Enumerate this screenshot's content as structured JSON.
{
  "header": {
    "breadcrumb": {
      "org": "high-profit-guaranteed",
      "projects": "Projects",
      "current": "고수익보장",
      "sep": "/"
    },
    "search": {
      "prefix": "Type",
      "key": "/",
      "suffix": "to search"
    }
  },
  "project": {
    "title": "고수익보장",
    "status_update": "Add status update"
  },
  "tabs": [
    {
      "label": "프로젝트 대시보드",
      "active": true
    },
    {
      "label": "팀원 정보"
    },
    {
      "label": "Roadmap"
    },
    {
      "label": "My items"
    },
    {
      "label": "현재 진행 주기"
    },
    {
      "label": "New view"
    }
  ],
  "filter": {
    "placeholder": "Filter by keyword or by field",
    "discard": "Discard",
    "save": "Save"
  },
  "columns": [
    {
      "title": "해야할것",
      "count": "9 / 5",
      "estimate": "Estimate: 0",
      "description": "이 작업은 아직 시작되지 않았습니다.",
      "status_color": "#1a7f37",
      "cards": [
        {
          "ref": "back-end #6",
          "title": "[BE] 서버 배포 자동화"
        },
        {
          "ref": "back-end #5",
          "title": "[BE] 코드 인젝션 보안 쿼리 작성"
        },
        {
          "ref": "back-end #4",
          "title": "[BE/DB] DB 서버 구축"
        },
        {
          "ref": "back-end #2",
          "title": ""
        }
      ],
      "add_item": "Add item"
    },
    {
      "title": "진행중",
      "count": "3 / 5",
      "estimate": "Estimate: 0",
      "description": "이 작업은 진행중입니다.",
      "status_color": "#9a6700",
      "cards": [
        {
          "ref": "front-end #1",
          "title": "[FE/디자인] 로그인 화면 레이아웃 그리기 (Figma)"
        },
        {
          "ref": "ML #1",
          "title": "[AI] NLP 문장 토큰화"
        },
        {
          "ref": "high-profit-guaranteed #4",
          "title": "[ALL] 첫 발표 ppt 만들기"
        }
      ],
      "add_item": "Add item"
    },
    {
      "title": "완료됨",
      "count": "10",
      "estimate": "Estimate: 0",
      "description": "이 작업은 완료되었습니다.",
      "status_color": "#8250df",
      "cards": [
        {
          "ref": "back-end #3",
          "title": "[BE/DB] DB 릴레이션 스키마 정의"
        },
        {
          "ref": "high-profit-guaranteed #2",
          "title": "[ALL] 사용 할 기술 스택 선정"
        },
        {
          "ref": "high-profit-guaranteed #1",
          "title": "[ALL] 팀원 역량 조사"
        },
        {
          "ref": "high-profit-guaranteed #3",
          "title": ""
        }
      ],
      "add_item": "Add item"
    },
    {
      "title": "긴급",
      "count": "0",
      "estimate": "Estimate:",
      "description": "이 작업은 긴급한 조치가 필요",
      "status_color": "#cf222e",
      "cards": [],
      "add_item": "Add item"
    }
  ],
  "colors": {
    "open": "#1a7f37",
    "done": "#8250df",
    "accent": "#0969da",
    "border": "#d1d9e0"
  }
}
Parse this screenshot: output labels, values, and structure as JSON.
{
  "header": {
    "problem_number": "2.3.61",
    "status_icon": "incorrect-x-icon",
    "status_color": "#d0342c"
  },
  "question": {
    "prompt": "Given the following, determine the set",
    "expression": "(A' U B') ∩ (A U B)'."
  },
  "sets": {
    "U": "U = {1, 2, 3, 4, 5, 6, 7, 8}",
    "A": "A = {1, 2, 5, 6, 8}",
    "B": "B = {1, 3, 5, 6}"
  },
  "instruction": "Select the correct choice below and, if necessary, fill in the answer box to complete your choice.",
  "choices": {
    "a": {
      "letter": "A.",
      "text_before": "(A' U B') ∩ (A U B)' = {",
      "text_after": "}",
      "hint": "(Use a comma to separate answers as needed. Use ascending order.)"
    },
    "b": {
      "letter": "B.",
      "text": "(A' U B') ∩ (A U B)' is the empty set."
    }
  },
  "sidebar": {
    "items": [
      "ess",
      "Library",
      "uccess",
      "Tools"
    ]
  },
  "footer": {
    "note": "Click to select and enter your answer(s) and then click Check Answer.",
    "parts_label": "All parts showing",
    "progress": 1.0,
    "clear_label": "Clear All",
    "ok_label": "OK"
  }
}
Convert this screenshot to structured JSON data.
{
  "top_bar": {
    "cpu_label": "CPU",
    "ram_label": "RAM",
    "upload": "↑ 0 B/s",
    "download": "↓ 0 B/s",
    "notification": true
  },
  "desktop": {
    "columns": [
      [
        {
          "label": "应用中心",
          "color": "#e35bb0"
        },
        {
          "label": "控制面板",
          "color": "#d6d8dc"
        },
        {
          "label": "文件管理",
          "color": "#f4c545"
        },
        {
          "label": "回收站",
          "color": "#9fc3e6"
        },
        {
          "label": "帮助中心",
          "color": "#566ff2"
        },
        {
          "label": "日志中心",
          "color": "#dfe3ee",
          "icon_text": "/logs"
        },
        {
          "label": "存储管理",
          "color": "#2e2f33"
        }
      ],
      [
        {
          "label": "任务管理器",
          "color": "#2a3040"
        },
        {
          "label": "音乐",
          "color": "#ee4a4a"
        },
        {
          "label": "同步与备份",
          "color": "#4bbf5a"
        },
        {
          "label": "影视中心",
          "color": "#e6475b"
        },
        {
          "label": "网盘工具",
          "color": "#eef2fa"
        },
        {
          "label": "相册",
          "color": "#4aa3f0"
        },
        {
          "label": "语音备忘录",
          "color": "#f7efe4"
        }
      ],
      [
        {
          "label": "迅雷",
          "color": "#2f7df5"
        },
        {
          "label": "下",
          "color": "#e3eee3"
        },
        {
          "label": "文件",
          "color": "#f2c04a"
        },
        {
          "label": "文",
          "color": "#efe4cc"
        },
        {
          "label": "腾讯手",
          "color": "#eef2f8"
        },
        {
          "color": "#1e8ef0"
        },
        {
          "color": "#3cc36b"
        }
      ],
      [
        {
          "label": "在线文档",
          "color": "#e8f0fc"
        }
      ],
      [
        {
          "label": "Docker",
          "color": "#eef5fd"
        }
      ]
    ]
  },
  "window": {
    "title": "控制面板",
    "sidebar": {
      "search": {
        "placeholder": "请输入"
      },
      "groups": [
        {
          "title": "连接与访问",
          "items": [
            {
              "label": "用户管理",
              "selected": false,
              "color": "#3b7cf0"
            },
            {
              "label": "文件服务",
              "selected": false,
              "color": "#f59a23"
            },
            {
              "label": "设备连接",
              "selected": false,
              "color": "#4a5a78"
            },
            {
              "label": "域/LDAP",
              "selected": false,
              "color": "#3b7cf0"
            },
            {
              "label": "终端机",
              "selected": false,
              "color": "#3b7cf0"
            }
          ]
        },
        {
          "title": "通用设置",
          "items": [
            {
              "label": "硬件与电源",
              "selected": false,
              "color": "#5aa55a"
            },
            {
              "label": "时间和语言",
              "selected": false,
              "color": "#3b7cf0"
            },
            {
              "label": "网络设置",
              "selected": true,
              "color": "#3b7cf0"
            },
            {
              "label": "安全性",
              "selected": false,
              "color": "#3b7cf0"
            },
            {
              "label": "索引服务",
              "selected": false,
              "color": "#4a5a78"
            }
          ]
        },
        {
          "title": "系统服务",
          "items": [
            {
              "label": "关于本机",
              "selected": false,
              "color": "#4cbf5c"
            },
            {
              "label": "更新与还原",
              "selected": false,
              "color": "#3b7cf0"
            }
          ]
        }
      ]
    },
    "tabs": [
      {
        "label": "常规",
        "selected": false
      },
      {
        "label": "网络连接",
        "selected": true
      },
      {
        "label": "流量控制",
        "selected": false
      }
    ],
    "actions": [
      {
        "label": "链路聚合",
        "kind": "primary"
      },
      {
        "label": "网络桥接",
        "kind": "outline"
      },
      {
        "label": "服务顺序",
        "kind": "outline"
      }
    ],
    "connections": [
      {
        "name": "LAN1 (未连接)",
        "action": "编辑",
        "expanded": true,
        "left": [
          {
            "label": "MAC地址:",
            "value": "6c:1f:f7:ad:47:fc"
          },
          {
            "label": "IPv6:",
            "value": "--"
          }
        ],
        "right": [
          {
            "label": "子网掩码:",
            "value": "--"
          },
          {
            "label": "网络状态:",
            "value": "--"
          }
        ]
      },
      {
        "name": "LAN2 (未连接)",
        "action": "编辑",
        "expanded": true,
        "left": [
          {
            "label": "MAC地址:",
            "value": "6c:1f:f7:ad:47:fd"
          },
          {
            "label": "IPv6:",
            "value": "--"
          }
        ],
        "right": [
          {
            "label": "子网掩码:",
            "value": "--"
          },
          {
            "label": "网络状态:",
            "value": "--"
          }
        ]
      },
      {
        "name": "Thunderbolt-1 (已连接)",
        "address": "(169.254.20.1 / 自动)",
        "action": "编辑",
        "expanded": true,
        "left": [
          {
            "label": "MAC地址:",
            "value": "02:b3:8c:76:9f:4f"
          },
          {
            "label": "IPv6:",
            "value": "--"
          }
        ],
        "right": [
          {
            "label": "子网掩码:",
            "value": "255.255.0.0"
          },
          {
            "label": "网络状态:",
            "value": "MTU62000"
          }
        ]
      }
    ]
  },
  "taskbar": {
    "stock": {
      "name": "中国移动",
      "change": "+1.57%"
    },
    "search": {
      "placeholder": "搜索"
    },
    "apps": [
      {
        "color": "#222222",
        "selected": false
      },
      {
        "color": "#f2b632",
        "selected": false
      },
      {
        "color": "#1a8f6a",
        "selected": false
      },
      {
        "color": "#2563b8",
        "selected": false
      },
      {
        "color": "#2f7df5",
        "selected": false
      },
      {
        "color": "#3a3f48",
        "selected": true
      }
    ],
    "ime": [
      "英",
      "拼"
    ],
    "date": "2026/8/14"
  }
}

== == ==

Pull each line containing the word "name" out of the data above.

→ EXERCISE ANSWER:
        "name": "LAN1 (未连接)",
        "name": "LAN2 (未连接)",
        "name": "Thunderbolt-1 (已连接)",
      "name": "中国移动",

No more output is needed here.